Excerpts from an interface dataset:
--

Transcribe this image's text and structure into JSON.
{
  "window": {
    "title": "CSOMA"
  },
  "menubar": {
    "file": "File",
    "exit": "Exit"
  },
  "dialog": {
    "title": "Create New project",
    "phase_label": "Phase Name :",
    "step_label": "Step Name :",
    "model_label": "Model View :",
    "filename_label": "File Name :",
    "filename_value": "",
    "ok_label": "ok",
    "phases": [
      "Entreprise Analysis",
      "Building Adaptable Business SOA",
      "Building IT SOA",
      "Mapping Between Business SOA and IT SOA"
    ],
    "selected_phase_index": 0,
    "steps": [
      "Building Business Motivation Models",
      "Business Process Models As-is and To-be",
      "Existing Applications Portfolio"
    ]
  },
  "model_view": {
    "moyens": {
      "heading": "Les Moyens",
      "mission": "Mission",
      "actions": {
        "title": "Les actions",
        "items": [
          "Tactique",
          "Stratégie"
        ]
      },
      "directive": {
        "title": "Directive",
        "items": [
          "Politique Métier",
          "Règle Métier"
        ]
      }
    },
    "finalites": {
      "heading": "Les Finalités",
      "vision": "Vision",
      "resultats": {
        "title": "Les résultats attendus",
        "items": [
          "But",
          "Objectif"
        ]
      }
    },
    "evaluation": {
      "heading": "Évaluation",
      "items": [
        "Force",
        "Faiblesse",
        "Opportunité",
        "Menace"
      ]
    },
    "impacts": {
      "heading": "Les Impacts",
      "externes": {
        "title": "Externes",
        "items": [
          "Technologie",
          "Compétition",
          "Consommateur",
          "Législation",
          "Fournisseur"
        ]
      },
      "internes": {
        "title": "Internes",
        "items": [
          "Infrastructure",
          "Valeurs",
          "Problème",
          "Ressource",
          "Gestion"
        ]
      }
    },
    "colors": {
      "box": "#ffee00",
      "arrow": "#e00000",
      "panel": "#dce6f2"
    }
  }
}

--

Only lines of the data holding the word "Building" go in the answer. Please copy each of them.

*RESPONSE TO THE EXERCISE:*
      "Building Adaptable Business SOA",
      "Building IT SOA",
      "Building Business Motivation Models",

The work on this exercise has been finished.